Intangible investor: Short-changing intangibles – a risky business
Renowned economist and entrepreneur David Teece speaks out about the high cost of short-term thinking around IP rights
Poorly designed IP systems are a threat to technological progress. When IP rights are routinely infringed by businesses and consumers, and clouded by antitrust issues, creative and inventive activities are undermined. When this happens, the most creative and inventive society – the United States – has the most to lose.
That is the perspective of David J Teece, a prolific scholar, economist and entrepreneur who is director of the Tusher Center for the Management of Intellectual Capital at University of California (UC), Berkeley’s Haas School of Business. In a recent working paper titled “A Short Note on Intangible Assets and Intellectual Capital” (July 2017), Teece put into perspective the dilemma faced by economies that fail to recognise the importance of intangible assets.
“We are at a critical junction in the evolution of our society and the economy,” he writes. “If we continue to protect and reward just the production of tangible goods (objects), while shortchanging intangibles (ideas, inventions, creative works, know-how, relationships, etc), we will be out of step with technological progress and the march of civilization. Economies will eventually stutter if the creation of intangibles is compromised through poorly designed and weakly enforced intellectual property rules.”
Teece goes on to say that if IP rights continue to be undermined, “creative and inventive people may have to revert to making a living by producing tangible assets (objects) within large vertically integrated firms. This would put our skilled and creative people in competition with robots and low wage workers.”
He argues that weakened IP rights would undermine licensing as a business model and force R&D and creative firms backwards. The result would be more large-scale, vertically integrated firms paying low wages, with the landscape defined by lacklustre growth. Smaller creative and inventive firms would tend to die off without the resources, capabilities or passion to compete. The legislature and the courts need to appreciate the growing importance of intellectual property and artificial intelligence, the Internet of Things and 5G mobile networks.
Teece has long been a proponent of better management of and protection for intellectual capital. He has been a scholar of innovation studies since the 1970s, when this was unfashionable. His book, Managing Intellectual Capital, laid out elements of his theories. In 1988 he founded the Law and Economics Consulting Group with his fellow UC Berkeley faculty members, which grew to 700 employees in 11 countries. The group went public and was eventually sold to Navigant Consulting. In 2010, Teece founded the Berkeley Research Group, which now has more than 1,200 employees worldwide. As an expert, Teece has opined in many seminal cases, including Napster. In 2012, he provided expert testimony regarding damages in Apple Inc v Samsung Electronics Co, Ltd.

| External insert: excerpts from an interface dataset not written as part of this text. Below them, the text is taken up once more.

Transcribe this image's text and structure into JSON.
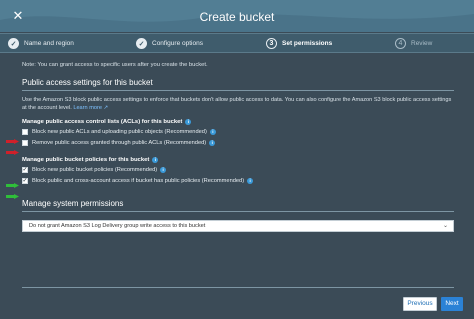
{
  "header": {
    "title": "Create bucket",
    "close_glyph": "✕"
  },
  "steps": [
    {
      "number": "✓",
      "label": "Name and region",
      "state": "done"
    },
    {
      "number": "✓",
      "label": "Configure options",
      "state": "done"
    },
    {
      "number": "3",
      "label": "Set permissions",
      "state": "active"
    },
    {
      "number": "4",
      "label": "Review",
      "state": "future"
    }
  ],
  "note": "Note: You can grant access to specific users after you create the bucket.",
  "public_access": {
    "heading": "Public access settings for this bucket",
    "description": "Use the Amazon S3 block public access settings to enforce that buckets don't allow public access to data. You can also configure the Amazon S3 block public access settings at the account level.",
    "learn_more": "Learn more ↗",
    "acl_heading": "Manage public access control lists (ACLs) for this bucket",
    "acl_options": [
      {
        "label": "Block new public ACLs and uploading public objects (Recommended)",
        "checked": false
      },
      {
        "label": "Remove public access granted through public ACLs (Recommended)",
        "checked": false
      }
    ],
    "policy_heading": "Manage public bucket policies for this bucket",
    "policy_options": [
      {
        "label": "Block new public bucket policies (Recommended)",
        "checked": true
      },
      {
        "label": "Block public and cross-account access if bucket has public policies (Recommended)",
        "checked": true
      }
    ]
  },
  "system_permissions": {
    "heading": "Manage system permissions",
    "select_value": "Do not grant Amazon S3 Log Delivery group write access to this bucket"
  },
  "footer": {
    "previous_label": "Previous",
    "next_label": "Next"
  },
  "colors": {
    "red_arrow": "#d0202a",
    "green_arrow": "#2fbf3a",
    "primary": "#2b82d6"
  },
  "icons": {
    "info": "info-icon",
    "check": "checkmark-icon"
  }
}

Teece has been recognised by Accenture as one of the world’s top 50 business intellectuals; he has published more than 30 books and 200 academic articles and scholarly papers. Google Scholar indicates that he has been cited at least 120,000 times.
In November 2017, Teece presented the keynote speech at the first IP Awareness Summit in Chicago. The topic was “IP rights erosion: a growing threat to US economic leadership” and he was candid about the need to improve public understanding of intellectual capital. “The increasingly specialised economy we live in has led to the demise of vertical integration,” said Teece. “Manufacture and design have become separated. Innovators like inventors, authors and other creatives – as well as innovative businesses – need a system that can be relied upon to capture value.”
He suggests that corporate governance is partly to blame for the erosion of IP rights. “Short-term thinking pervades many public companies. Indeed, many investors today hold shares only for minutes if not micro-seconds. Public capital markets are dominated by a trading ethos. Shareholders with a longer-term view are hard to find today, and managing intellectual capital appears to be less of a priority for management, beholden to quarterly capitalism. Big companies are no longer the bastions of IP rights they once were; today, most use much more of other people’s IP than they own.”
Yin and yang
The absence of a reliable IP system could have a disastrous impact on standard-essential patents and other rights. In some industries, free-riders are not only tolerated but celebrated. The theft of intellectual capital takes many forms. Both business and consumers are responsible and, in some jurisdictions, government and courts are complicit in denigrating the contribution of inventors. “There is a ‘yin and yang’ between antitrust restrictions and IP rights,” continues Teece. “Getting an injunction is much harder than it should be. Not surprisingly, ‘no pay’ or ‘slow pay’ is becoming the norm.”
Teece believes that that improving awareness of and attitudes towards intangible assets ought to be part of industrial and innovation policy debates. Nations that rely on creativity, he argues, must be vigilante in maintaining systems that permit innovation, authorship and creativity to thrive.
The Tusher Center is working with the Center for Intellectual Property Understanding and others to identify awareness activities that will serve to educate businesses, consumers, investors and others about the consequences of eroding IP rights. The groups believe that a coordinated effort is more likely to change perceptions about the role of intellectual property and its big brother, intellectual capital.